▶ _Task description_: Copy each line below without leaving any out.

▶ _Material provided_:
■ ■ ■ ■ ■

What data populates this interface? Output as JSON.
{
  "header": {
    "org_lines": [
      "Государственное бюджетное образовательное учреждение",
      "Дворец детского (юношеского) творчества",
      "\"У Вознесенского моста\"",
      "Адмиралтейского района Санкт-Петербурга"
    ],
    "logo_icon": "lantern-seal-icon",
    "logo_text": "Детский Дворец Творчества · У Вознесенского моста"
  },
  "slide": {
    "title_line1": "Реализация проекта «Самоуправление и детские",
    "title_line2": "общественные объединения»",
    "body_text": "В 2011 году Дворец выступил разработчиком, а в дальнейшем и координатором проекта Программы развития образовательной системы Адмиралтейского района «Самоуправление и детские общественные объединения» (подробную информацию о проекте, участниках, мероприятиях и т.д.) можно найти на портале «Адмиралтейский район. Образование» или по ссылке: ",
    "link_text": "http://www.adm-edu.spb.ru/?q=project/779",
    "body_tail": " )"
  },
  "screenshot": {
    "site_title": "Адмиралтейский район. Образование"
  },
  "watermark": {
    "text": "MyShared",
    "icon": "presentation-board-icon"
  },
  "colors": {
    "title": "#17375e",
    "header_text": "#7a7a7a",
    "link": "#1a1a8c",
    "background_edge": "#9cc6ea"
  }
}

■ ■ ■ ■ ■

▶ _Response area_:
What data populates this interface? Output as JSON.
{
  "header": {
    "org_lines": [
      "Государственное бюджетное образовательное учреждение",
      "Дворец детского (юношеского) творчества",
      "\"У Вознесенского моста\"",
      "Адмиралтейского района Санкт-Петербурга"
    ],
    "logo_icon": "lantern-seal-icon",
    "logo_text": "Детский Дворец Творчества · У Вознесенского моста"
  },
  "slide": {
    "title_line1": "Реализация проекта «Самоуправление и детские",
    "title_line2": "общественные объединения»",
    "body_text": "В 2011 году Дворец выступил разработчиком, а в дальнейшем и координатором проекта Программы развития образовательной системы Адмиралтейского района «Самоуправление и детские общественные объединения» (подробную информацию о проекте, участниках, мероприятиях и т.д.) можно найти на портале «Адмиралтейский район. Образование» или по ссылке: ",
    "link_text": "http://www.adm-edu.spb.ru/?q=project/779",
    "body_tail": " )"
  },
  "screenshot": {
    "site_title": "Адмиралтейский район. Образование"
  },
  "watermark": {
    "text": "MyShared",
    "icon": "presentation-board-icon"
  },
  "colors": {
    "title": "#17375e",
    "header_text": "#7a7a7a",
    "link": "#1a1a8c",
    "background_edge": "#9cc6ea"
  }
}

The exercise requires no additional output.